● **What to produce**:
Write out the data exactly, every line included.

● **Data for review**:

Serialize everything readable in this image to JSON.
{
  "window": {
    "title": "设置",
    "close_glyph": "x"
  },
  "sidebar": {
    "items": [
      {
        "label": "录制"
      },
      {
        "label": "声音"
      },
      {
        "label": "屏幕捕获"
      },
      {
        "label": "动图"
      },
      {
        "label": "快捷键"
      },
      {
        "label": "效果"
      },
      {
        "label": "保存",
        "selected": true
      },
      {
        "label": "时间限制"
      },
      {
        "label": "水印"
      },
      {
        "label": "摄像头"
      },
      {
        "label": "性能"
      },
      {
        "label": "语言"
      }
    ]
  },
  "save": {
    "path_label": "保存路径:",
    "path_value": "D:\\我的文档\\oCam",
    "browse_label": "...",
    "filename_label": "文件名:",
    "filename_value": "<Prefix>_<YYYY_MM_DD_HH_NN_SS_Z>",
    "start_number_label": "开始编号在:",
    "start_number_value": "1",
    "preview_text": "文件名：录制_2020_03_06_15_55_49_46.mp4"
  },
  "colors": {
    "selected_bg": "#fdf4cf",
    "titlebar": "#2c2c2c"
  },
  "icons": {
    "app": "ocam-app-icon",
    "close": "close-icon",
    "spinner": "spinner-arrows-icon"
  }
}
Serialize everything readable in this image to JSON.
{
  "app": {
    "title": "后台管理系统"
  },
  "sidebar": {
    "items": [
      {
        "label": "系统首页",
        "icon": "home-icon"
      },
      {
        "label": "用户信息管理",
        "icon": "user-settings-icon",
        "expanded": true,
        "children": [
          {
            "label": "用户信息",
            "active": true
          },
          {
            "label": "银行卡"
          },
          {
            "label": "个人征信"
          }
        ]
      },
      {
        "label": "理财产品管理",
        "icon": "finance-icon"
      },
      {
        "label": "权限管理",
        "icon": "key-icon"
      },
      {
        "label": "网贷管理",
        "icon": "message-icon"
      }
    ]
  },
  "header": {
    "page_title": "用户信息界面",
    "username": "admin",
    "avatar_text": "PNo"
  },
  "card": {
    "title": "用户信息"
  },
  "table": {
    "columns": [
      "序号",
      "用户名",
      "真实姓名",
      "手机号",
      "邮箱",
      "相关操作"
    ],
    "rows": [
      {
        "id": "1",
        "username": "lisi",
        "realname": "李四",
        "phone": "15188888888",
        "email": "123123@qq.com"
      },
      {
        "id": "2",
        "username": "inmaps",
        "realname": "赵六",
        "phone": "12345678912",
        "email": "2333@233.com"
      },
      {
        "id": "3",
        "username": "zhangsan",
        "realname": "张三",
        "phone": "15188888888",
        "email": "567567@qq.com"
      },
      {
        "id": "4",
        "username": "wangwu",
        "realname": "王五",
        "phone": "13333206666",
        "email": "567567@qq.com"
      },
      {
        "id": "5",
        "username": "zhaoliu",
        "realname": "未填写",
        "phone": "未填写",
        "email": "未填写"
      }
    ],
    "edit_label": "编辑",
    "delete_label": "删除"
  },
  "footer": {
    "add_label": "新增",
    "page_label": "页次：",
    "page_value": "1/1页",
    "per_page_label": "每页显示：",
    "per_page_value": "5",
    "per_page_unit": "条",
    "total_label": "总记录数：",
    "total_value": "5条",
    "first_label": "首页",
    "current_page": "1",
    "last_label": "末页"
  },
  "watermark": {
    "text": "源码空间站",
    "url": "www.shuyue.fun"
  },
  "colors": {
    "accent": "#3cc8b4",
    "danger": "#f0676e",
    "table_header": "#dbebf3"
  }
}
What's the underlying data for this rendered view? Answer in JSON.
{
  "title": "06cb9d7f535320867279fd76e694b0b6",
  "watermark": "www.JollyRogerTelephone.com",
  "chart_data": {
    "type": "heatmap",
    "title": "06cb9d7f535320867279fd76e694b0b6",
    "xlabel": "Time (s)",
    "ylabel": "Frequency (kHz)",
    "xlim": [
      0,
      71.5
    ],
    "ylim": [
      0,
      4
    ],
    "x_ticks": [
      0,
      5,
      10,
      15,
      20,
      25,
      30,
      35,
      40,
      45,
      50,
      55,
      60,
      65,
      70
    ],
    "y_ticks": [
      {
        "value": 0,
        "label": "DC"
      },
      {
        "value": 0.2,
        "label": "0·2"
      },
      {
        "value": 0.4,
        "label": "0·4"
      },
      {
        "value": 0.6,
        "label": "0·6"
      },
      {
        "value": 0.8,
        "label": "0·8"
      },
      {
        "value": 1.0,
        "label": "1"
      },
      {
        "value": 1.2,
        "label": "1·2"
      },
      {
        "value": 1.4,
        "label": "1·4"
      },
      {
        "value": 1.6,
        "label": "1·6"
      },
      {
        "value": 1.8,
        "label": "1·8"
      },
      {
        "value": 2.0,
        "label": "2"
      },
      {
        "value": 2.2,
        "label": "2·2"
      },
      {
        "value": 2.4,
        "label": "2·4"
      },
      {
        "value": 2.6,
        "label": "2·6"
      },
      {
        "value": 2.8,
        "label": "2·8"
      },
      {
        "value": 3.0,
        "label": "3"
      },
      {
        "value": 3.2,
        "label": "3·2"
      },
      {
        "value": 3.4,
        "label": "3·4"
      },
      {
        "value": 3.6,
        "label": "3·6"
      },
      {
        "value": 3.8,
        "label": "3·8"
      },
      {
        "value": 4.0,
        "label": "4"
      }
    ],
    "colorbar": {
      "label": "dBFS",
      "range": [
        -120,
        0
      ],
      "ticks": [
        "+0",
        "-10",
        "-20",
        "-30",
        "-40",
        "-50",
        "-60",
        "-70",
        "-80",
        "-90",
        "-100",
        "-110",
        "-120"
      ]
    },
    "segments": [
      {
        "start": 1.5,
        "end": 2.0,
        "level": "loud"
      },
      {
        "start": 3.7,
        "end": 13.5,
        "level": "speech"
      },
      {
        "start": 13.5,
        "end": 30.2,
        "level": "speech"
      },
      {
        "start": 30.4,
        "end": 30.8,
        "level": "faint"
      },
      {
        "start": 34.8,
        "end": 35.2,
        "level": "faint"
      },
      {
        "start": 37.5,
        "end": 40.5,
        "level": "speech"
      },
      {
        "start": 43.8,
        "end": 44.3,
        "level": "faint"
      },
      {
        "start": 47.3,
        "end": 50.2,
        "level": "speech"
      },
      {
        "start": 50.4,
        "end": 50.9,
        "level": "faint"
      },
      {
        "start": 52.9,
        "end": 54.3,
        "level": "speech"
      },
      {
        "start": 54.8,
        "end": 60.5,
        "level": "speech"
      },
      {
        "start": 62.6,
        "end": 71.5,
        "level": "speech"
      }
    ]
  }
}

● **Written answer**:
Serialize everything readable in this image to JSON.
{
  "window": {
    "title": "设置",
    "close_glyph": "x"
  },
  "sidebar": {
    "items": [
      {
        "label": "录制"
      },
      {
        "label": "声音"
      },
      {
        "label": "屏幕捕获"
      },
      {
        "label": "动图"
      },
      {
        "label": "快捷键"
      },
      {
        "label": "效果"
      },
      {
        "label": "保存",
        "selected": true
      },
      {
        "label": "时间限制"
      },
      {
        "label": "水印"
      },
      {
        "label": "摄像头"
      },
      {
        "label": "性能"
      },
      {
        "label": "语言"
      }
    ]
  },
  "save": {
    "path_label": "保存路径:",
    "path_value": "D:\\我的文档\\oCam",
    "browse_label": "...",
    "filename_label": "文件名:",
    "filename_value": "<Prefix>_<YYYY_MM_DD_HH_NN_SS_Z>",
    "start_number_label": "开始编号在:",
    "start_number_value": "1",
    "preview_text": "文件名：录制_2020_03_06_15_55_49_46.mp4"
  },
  "colors": {
    "selected_bg": "#fdf4cf",
    "titlebar": "#2c2c2c"
  },
  "icons": {
    "app": "ocam-app-icon",
    "close": "close-icon",
    "spinner": "spinner-arrows-icon"
  }
}
Serialize everything readable in this image to JSON.
{
  "app": {
    "title": "后台管理系统"
  },
  "sidebar": {
    "items": [
      {
        "label": "系统首页",
        "icon": "home-icon"
      },
      {
        "label": "用户信息管理",
        "icon": "user-settings-icon",
        "expanded": true,
        "children": [
          {
            "label": "用户信息",
            "active": true
          },
          {
            "label": "银行卡"
          },
          {
            "label": "个人征信"
          }
        ]
      },
      {
        "label": "理财产品管理",
        "icon": "finance-icon"
      },
      {
        "label": "权限管理",
        "icon": "key-icon"
      },
      {
        "label": "网贷管理",
        "icon": "message-icon"
      }
    ]
  },
  "header": {
    "page_title": "用户信息界面",
    "username": "admin",
    "avatar_text": "PNo"
  },
  "card": {
    "title": "用户信息"
  },
  "table": {
    "columns": [
      "序号",
      "用户名",
      "真实姓名",
      "手机号",
      "邮箱",
      "相关操作"
    ],
    "rows": [
      {
        "id": "1",
        "username": "lisi",
        "realname": "李四",
        "phone": "15188888888",
        "email": "123123@qq.com"
      },
      {
        "id": "2",
        "username": "inmaps",
        "realname": "赵六",
        "phone": "12345678912",
        "email": "2333@233.com"
      },
      {
        "id": "3",
        "username": "zhangsan",
        "realname": "张三",
        "phone": "15188888888",
        "email": "567567@qq.com"
      },
      {
        "id": "4",
        "username": "wangwu",
        "realname": "王五",
        "phone": "13333206666",
        "email": "567567@qq.com"
      },
      {
        "id": "5",
        "username": "zhaoliu",
        "realname": "未填写",
        "phone": "未填写",
        "email": "未填写"
      }
    ],
    "edit_label": "编辑",
    "delete_label": "删除"
  },
  "footer": {
    "add_label": "新增",
    "page_label": "页次：",
    "page_value": "1/1页",
    "per_page_label": "每页显示：",
    "per_page_value": "5",
    "per_page_unit": "条",
    "total_label": "总记录数：",
    "total_value": "5条",
    "first_label": "首页",
    "current_page": "1",
    "last_label": "末页"
  },
  "watermark": {
    "text": "源码空间站",
    "url": "www.shuyue.fun"
  },
  "colors": {
    "accent": "#3cc8b4",
    "danger": "#f0676e",
    "table_header": "#dbebf3"
  }
}
What's the underlying data for this rendered view? Answer in JSON.
{
  "title": "06cb9d7f535320867279fd76e694b0b6",
  "watermark": "www.JollyRogerTelephone.com",
  "chart_data": {
    "type": "heatmap",
    "title": "06cb9d7f535320867279fd76e694b0b6",
    "xlabel": "Time (s)",
    "ylabel": "Frequency (kHz)",
    "xlim": [
      0,
      71.5
    ],
    "ylim": [
      0,
      4
    ],
    "x_ticks": [
      0,
      5,
      10,
      15,
      20,
      25,
      30,
      35,
      40,
      45,
      50,
      55,
      60,
      65,
      70
    ],
    "y_ticks": [
      {
        "value": 0,
        "label": "DC"
      },
      {
        "value": 0.2,
        "label": "0·2"
      },
      {
        "value": 0.4,
        "label": "0·4"
      },
      {
        "value": 0.6,
        "label": "0·6"
      },
      {
        "value": 0.8,
        "label": "0·8"
      },
      {
        "value": 1.0,
        "label": "1"
      },
      {
        "value": 1.2,
        "label": "1·2"
      },
      {
        "value": 1.4,
        "label": "1·4"
      },
      {
        "value": 1.6,
        "label": "1·6"
      },
      {
        "value": 1.8,
        "label": "1·8"
      },
      {
        "value": 2.0,
        "label": "2"
      },
      {
        "value": 2.2,
        "label": "2·2"
      },
      {
        "value": 2.4,
        "label": "2·4"
      },
      {
        "value": 2.6,
        "label": "2·6"
      },
      {
        "value": 2.8,
        "label": "2·8"
      },
      {
        "value": 3.0,
        "label": "3"
      },
      {
        "value": 3.2,
        "label": "3·2"
      },
      {
        "value": 3.4,
        "label": "3·4"
      },
      {
        "value": 3.6,
        "label": "3·6"
      },
      {
        "value": 3.8,
        "label": "3·8"
      },
      {
        "value": 4.0,
        "label": "4"
      }
    ],
    "colorbar": {
      "label": "dBFS",
      "range": [
        -120,
        0
      ],
      "ticks": [
        "+0",
        "-10",
        "-20",
        "-30",
        "-40",
        "-50",
        "-60",
        "-70",
        "-80",
        "-90",
        "-100",
        "-110",
        "-120"
      ]
    },
    "segments": [
      {
        "start": 1.5,
        "end": 2.0,
        "level": "loud"
      },
      {
        "start": 3.7,
        "end": 13.5,
        "level": "speech"
      },
      {
        "start": 13.5,
        "end": 30.2,
        "level": "speech"
      },
      {
        "start": 30.4,
        "end": 30.8,
        "level": "faint"
      },
      {
        "start": 34.8,
        "end": 35.2,
        "level": "faint"
      },
      {
        "start": 37.5,
        "end": 40.5,
        "level": "speech"
      },
      {
        "start": 43.8,
        "end": 44.3,
        "level": "faint"
      },
      {
        "start": 47.3,
        "end": 50.2,
        "level": "speech"
      },
      {
        "start": 50.4,
        "end": 50.9,
        "level": "faint"
      },
      {
        "start": 52.9,
        "end": 54.3,
        "level": "speech"
      },
      {
        "start": 54.8,
        "end": 60.5,
        "level": "speech"
      },
      {
        "start": 62.6,
        "end": 71.5,
        "level": "speech"
      }
    ]
  }
}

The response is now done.